Wisconsin businesses are growing, and five key industries in particular are driving innovation and advancement in their sectors – and effectively shaping Wisconsin’s future and job market: biotechnology, energy, food production, manufacturing and water technology.
A recent announcement from the UW System reveals the top three career fields in Wisconsin through 2024: STEM (science, technology, engineering and math), Business and Entrepreneurship and Healthcare.
While demand in these fields span nationwide, Wisconsin is home to multiple large-scale employers and suppliers in each of these industries, making the state a hotbed for careers.
Q&A with Chad Zahrt, Assistant Dean for Academic Affairs and Operations, UW-Milwaukee School of Information Studies
IT talent is in increasingly high demand. As the IT field has grown, the UW-Milwaukee School of Information Studies has remained cutting edge in their delivery of IT curriculum. Chad Zahrt, assistant dean for Academic Affairs and Operations at the School of Information Studies, talks about the latest academic innovation: the UW Flexible Option. The program’s competency-based format allows adults to earn degrees at their own pace—using current knowledge and experience to progress toward their bachelor’s degree. This innovative format has helped IT professionals in the field save time and money. You can learn more about Dean Zahrt and the Bachelor of Science in Information Science and Technology (IST) by watching this video.
Deciding to go back to school is a big decision, and you want to make sure you choose a program that’s right for you. That’s why summer is the perfect time to try the UW Flexible Option. In the span of a summer, you could be on your way to earning your bachelor’s degree or certificate. Here are three things to consider before you dip your toes in the water.
The most popular degree among American college students—a business degree—may also be the most versatile choice available for those re-entering the workforce. The UW Flexible Option offers a realistic option for adults in the workforce who are often balancing their education with work, family and other responsibilities.
We’ve all wondered, is it true what they say about Google’s employee perks?
“Yes, it’s all true,” laughs Jamie Dear. “Everything you’ve ever read about the amazing perks at Google is true.” Jamie is a IT Resident at Google headquarters in Mountain View, Calif. He’s also an alumnus of a UW Flexible Option program. In 2016, at age 26, Jamie graduated from UW-Milwaukee with his Bachelor of Science in Information Science and Technology by completing the degree in the self-paced online UW Flexible Option format.

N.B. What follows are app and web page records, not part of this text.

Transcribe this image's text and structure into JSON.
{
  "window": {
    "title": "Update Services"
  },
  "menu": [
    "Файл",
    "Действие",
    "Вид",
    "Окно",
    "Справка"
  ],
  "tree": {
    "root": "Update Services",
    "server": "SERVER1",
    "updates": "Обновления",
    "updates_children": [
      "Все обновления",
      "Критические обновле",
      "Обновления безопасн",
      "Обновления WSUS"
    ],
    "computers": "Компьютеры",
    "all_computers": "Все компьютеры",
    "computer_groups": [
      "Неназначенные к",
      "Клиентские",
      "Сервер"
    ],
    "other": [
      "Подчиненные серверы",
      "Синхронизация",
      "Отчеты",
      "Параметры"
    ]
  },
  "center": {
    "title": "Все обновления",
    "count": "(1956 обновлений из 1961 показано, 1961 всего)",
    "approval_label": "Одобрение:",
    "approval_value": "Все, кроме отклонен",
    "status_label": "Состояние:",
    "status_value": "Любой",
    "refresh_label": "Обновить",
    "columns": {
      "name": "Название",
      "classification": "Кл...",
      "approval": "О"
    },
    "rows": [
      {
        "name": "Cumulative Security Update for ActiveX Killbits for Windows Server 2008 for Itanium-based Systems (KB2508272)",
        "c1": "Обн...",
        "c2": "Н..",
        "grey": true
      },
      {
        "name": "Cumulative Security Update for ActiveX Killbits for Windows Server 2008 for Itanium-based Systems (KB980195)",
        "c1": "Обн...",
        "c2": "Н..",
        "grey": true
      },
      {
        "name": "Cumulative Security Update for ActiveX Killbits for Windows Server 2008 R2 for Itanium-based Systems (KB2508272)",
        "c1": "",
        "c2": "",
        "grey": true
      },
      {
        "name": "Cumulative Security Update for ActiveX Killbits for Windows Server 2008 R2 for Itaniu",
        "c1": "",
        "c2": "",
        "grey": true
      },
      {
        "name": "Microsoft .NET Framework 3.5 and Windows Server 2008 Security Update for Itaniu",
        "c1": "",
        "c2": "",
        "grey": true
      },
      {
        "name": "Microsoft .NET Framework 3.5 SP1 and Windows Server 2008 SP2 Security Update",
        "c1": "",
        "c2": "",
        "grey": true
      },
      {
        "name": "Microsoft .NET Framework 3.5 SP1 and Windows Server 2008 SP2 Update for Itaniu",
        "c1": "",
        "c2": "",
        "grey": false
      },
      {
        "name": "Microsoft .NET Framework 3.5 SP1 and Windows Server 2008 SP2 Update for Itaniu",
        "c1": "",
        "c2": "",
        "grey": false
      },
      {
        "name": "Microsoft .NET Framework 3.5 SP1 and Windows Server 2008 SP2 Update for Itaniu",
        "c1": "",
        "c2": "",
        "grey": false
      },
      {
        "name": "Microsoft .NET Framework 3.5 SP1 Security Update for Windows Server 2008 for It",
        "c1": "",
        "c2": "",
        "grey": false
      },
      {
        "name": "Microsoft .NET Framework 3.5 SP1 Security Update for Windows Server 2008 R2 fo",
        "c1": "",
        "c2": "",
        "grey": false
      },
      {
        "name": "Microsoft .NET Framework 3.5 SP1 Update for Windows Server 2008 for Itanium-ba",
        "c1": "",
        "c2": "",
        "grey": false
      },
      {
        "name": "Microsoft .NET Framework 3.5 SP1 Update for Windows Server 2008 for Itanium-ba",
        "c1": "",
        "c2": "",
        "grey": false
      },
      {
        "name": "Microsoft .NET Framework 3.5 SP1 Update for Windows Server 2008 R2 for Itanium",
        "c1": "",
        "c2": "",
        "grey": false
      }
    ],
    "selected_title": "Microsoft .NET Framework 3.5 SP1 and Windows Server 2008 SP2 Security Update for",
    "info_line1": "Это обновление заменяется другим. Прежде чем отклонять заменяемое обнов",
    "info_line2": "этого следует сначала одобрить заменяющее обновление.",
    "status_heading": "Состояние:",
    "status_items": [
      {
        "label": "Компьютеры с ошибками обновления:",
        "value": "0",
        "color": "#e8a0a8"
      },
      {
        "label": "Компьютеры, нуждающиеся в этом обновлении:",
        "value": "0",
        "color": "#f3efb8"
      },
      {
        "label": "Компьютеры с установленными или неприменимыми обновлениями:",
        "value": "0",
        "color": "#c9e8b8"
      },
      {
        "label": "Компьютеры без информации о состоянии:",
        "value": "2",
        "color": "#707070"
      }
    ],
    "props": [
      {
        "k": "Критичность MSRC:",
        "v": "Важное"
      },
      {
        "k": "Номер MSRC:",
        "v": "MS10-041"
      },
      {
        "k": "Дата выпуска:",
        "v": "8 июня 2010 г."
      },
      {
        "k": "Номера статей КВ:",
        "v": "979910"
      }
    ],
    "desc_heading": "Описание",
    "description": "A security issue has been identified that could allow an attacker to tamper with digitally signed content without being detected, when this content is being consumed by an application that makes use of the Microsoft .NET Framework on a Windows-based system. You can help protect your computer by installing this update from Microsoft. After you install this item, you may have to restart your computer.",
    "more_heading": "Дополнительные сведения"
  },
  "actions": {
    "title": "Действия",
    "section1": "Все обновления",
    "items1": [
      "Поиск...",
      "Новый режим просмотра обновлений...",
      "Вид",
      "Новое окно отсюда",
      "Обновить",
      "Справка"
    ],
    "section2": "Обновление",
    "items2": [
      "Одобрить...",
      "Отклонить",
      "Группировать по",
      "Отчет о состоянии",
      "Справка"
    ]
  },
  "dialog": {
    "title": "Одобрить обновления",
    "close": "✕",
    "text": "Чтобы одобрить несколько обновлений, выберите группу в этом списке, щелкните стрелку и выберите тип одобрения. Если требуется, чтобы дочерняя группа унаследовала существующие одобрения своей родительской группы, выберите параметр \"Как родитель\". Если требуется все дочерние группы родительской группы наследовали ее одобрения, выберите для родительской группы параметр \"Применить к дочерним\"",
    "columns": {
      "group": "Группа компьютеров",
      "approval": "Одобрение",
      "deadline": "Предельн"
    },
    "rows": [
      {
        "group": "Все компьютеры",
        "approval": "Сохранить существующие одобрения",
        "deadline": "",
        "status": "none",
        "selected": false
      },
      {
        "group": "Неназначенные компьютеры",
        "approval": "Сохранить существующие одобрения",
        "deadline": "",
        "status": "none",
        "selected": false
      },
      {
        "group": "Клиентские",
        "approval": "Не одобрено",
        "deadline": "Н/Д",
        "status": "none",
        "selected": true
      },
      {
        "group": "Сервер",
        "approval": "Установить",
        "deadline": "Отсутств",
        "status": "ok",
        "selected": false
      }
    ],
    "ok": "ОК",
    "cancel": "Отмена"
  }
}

A day in the life of a nurse can be both overwhelming and rewarding at the same time. A typical day might involve caring for a patient before, during, and after surgery, learning about new medications, and communicating with staff at every level. Add the stress of higher education standards in the nursing profession, and it’s easy to understand why nurses often find it challenging to live a balanced lifestyle. For busy nurses like Carla Lundeen and Lori Kenyon, fitting education into their hectic schedules would be a challenge in a traditional campus or online setting. Instead, nurses in Wisconsin and Illinois are finding the self-paced UW Flexible Option a welcome solution.
Registered nurses in Illinois now have a more flexible option to meet the growing demand for nurses with bachelor’s degrees. The University of Wisconsin Flexible Option has begun to admit registered nurses licensed in Illinois to its competency-based education program. The format enables busy registered nurses to save time and money by applying the knowledge and experience they already have.
Melissa Haberman joined UW Flexible Option as director of financial aid in July. She’s a proud alumna of two University of Wisconsin System campuses, having earned her graduate degree online through UW-La Crosse and her bachelor’s degree from UW-Milwaukee. Melissa served as president of the Wisconsin Association of Student Financial Aid Administrators (WASFAA) from 2013 to 2014.
Laurie Kobor is a student in the UW Flexible Option Bachelor of Science in Nursing (BSN) program. She is also a registered nurse (RN) and has dedicated her time as a volunteer nurse at the Health Care Network (HCN) in Racine, Wis. for the last four years. Her drive to help those less fortunate in her community has led to her receiving the Molina Healthcare Community Champions award granted to “unsung heroes.”